Currently the only version available, this 158 minute edit is far from the entire story Wenders wished to tell. In fact, he has presented several times the full length 280 minute UTEOTW "trilogy," the most recent screening being at the DGA Theater last month in Manhattan.
A member of the UTEOTW Yahoo Group recounts the event:
"Wenders was introduced and he made a few brief and very soft spoken comments before the lights dimmed and we got to see the full length version in three parts.
The full length print is the only one in existence and was quite clean and very sharp and vibrant. Wenders explained that when they had the final edit done he made a final and futile attempt to convince the producers and the studio that that should be the length of the film. He was told to cut it to less than 3 hours. He made a duplicate of the negative and made the cuts to that instead. So the version everyone has seen, which he derisively called the Reader's Digest version (herein referred to as the RD version), is actually a generation removed from his master copy. The DVD release should reveal how much better the picture is from the master negative."
On the movie itself:
"Each of the three segments opens with the same opening dialogue
('1999 was the year the Indian Nuclear satellite went out of control...') with the second and third parts continuing with a recap of where things stood at the end of the previous segment.
The first part contains the least amount of added footage. There are alot more details and several characters that were omitted in the RD version. We find out a great deal more about why Claire left Gene. We get to hear complete or near complete versions of songs that were only hinted at in the RD version and in at least a few cases songs appear in very different parts of the film. The first part ends as Sam and Claire are leaving Tokyo by train and going north into the mountains.
The second and third parts contain the majority of the unseen scenes. Many of the characters that are incidental in the RD version appear on screen for a great deal longer and play larger parts in the story line especially in Australia. We get to see and experience a great deal more of the large community of aborigines and scientists living in the outback together. There was considerably more footage from China. If you didn't know, Wenders was unable to get permission to film in China so they sent Solveig Donmartin and one or two other people to China and she did the filming herself.
One of the intriguing points of the film is the part played by technology. Working with Sony engineers, Wenders made extensive use of HDTV in later scenes of the movie, and he and his crew of futurists strove to create a plausible 1999 and technology that was prevalent while not standing out from the story. Also featured in the film is an interesting similarity to the real-life computer-related panic of late 1999. Wenders reveals his thoughts on their work in an article by Joshua Ostroff:
"A lot of it is so real now. Here we are, 10 years later, and some
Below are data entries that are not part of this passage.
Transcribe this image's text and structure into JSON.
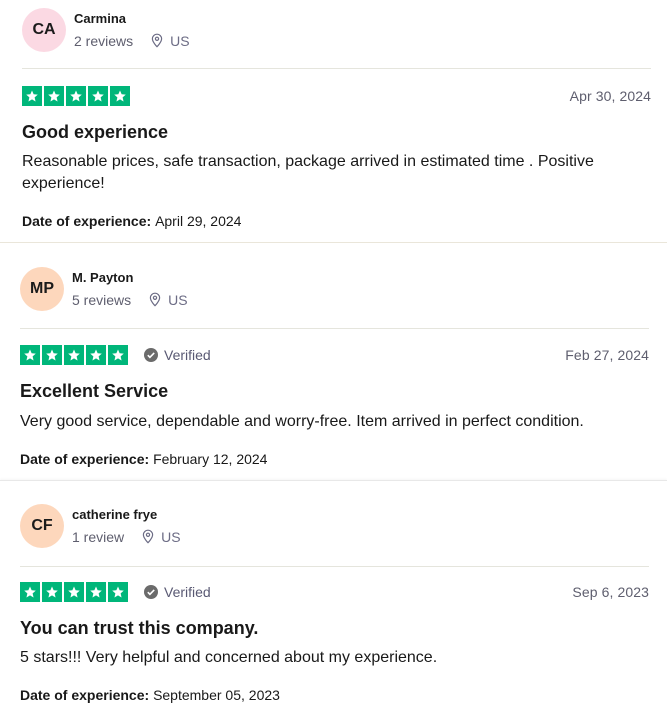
{
  "colors": {
    "star_green": "#00b67a",
    "avatar_pink": "#fbd9e3",
    "avatar_peach": "#fdd7bc"
  },
  "reviews": [
    {
      "initials": "CA",
      "name": "Carmina",
      "review_count": "2 reviews",
      "location": "US",
      "rating": 5,
      "verified": "",
      "date": "Apr 30, 2024",
      "title": "Good experience",
      "text": "Reasonable prices, safe transaction, package arrived in estimated time . Positive experience!",
      "experience_label": "Date of experience:",
      "experience_date": "April 29, 2024"
    },
    {
      "initials": "MP",
      "name": "M. Payton",
      "review_count": "5 reviews",
      "location": "US",
      "rating": 5,
      "verified": "Verified",
      "date": "Feb 27, 2024",
      "title": "Excellent Service",
      "text": "Very good service, dependable and worry-free. Item arrived in perfect condition.",
      "experience_label": "Date of experience:",
      "experience_date": "February 12, 2024"
    },
    {
      "initials": "CF",
      "name": "catherine frye",
      "review_count": "1 review",
      "location": "US",
      "rating": 5,
      "verified": "Verified",
      "date": "Sep 6, 2023",
      "title": "You can trust this company.",
      "text": "5 stars!!! Very helpful and concerned about my experience.",
      "experience_label": "Date of experience:",
      "experience_date": "September 05, 2023"
    }
  ]
}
of what the movie is about comes back in strange ways. In 1990, no
one was worried. We didn't even know about the computer problem. In
our film, all the computers were erased by the nuclear incident (the
U.S. shoots down an out-of-control nuclear satellite, setting off an
I guess that was our version of Y2K."
Wenders seems quite amused by what the film correctly predicted and
by what it missed completely. The cars, for instance, all boasted
global positioning systems advising drivers which routes to take and
which to avoid.
"I'm driving a car with one of those screens now," he says, "but
it's way more complicated than the one in the movie."
Wenders is extremely pleased that the videophones, ubiquitous in his
film, now exist in Japan, and he laughs that the joke about Mick
Jagger and company -- where Sam Neil says, "Remember when we went to
the Rolling Stones' last concert? Except it wasn't" -- is still funny.
But he's less impressed with the film's wardrobe, saying sci-fi film
clothing almost always reflects the era it was created in, not the
era it was created for. His film also failed to predict the demise of
the Soviet Union -- the Moscow section features outdated communist
iconography - and the stamina of Red China, when a bit in Beijing
shows a statue of the infamous image of a student standing down a
tank in Tiananmen Square.
His biggest blunder, though, was in cyberspace. "Nobody thought of
the Internet," Wenders says. "With all the futurologists (we
hired), not a single one of them thought of that."
All in all, the movie proposed an interesting and in several ways accurate view of the future, although it, as many other films have been in the past, is a few years off in the implementation of the technology presented.
Until the End of the World stands with Wings of Desire(which spawned the US watered-down remake City of Angels) as one of Wenders's greatest and most inspiring films. If you have yet to see this sci-fi gem, rent it immediately. Information on future screenings of the full-length master reel can be found on wim-wenders.com as they are announced.
Wim Wenders is currently working on bringing his films to DVD, most of which should be available(including the possible release of the full version of Until the End of the World) by the end of 2001.
Wim Wenders latest film is The Million Dollar Hotel, starring Jeremy Davies, Milla Jovovich and Mel Gibson.
The amazing UTEOTW soundtrack, featuring Graeme Revell, Nick Cave and the Bad Seeds, Depeche Mode, Lou Reed, U2 and others is currently available.